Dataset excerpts
= = = = =
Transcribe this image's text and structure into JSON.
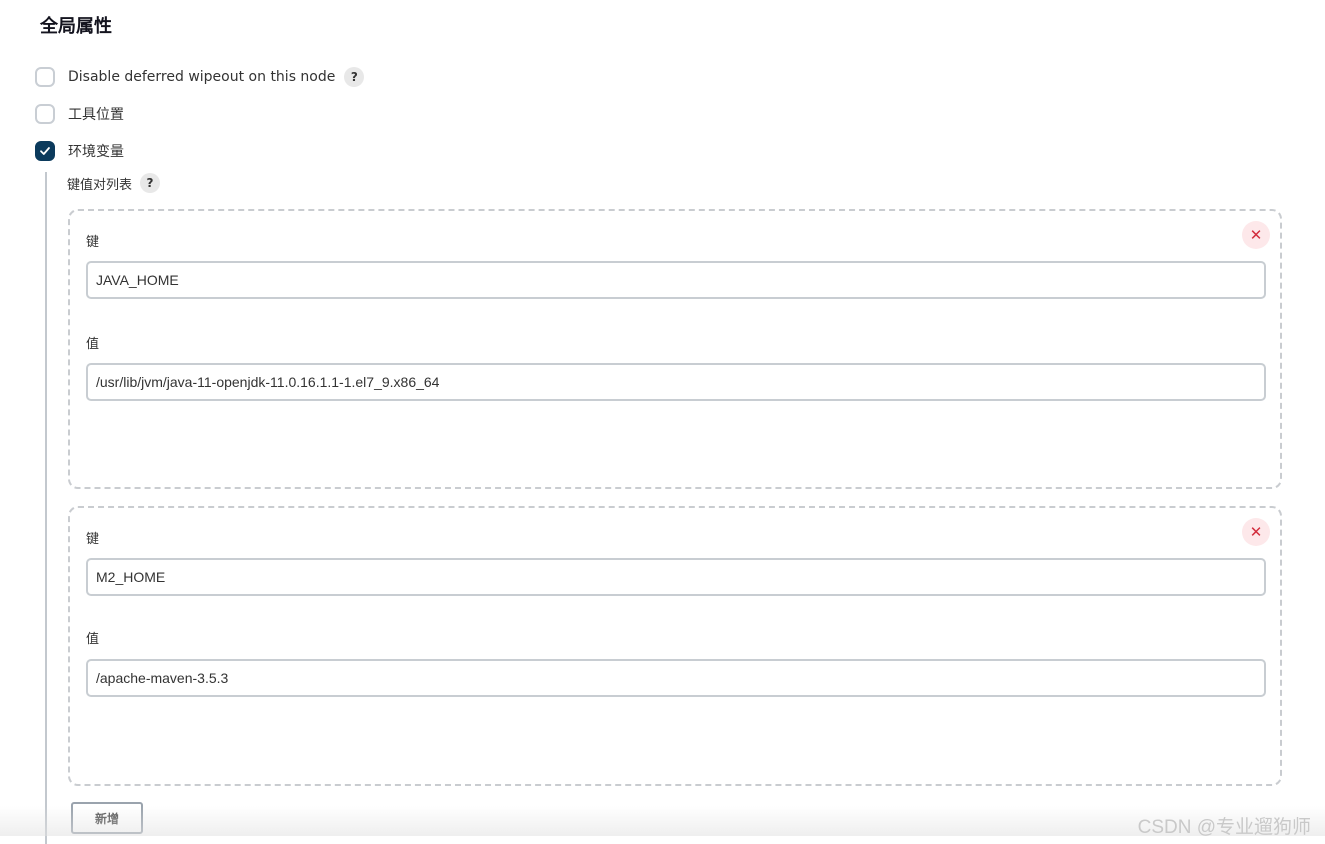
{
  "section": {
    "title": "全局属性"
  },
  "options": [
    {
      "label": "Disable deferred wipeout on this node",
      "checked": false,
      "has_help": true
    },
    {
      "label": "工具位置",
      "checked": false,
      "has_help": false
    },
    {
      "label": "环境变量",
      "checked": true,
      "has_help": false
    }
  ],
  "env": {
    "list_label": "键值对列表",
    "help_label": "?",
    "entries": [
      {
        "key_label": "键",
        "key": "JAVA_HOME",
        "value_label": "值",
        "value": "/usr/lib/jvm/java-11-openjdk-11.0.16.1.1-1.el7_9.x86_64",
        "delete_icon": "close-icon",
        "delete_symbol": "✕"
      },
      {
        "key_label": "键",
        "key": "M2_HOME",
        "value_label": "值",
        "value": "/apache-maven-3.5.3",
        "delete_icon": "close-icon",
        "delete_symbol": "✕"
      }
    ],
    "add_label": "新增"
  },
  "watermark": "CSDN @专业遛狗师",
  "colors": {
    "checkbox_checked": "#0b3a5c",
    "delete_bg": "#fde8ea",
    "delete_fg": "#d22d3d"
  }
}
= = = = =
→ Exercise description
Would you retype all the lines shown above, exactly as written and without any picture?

→ Written solution
Transcribe this image's text and structure into JSON.
{
  "section": {
    "title": "全局属性"
  },
  "options": [
    {
      "label": "Disable deferred wipeout on this node",
      "checked": false,
      "has_help": true
    },
    {
      "label": "工具位置",
      "checked": false,
      "has_help": false
    },
    {
      "label": "环境变量",
      "checked": true,
      "has_help": false
    }
  ],
  "env": {
    "list_label": "键值对列表",
    "help_label": "?",
    "entries": [
      {
        "key_label": "键",
        "key": "JAVA_HOME",
        "value_label": "值",
        "value": "/usr/lib/jvm/java-11-openjdk-11.0.16.1.1-1.el7_9.x86_64",
        "delete_icon": "close-icon",
        "delete_symbol": "✕"
      },
      {
        "key_label": "键",
        "key": "M2_HOME",
        "value_label": "值",
        "value": "/apache-maven-3.5.3",
        "delete_icon": "close-icon",
        "delete_symbol": "✕"
      }
    ],
    "add_label": "新增"
  },
  "watermark": "CSDN @专业遛狗师",
  "colors": {
    "checkbox_checked": "#0b3a5c",
    "delete_bg": "#fde8ea",
    "delete_fg": "#d22d3d"
  }
}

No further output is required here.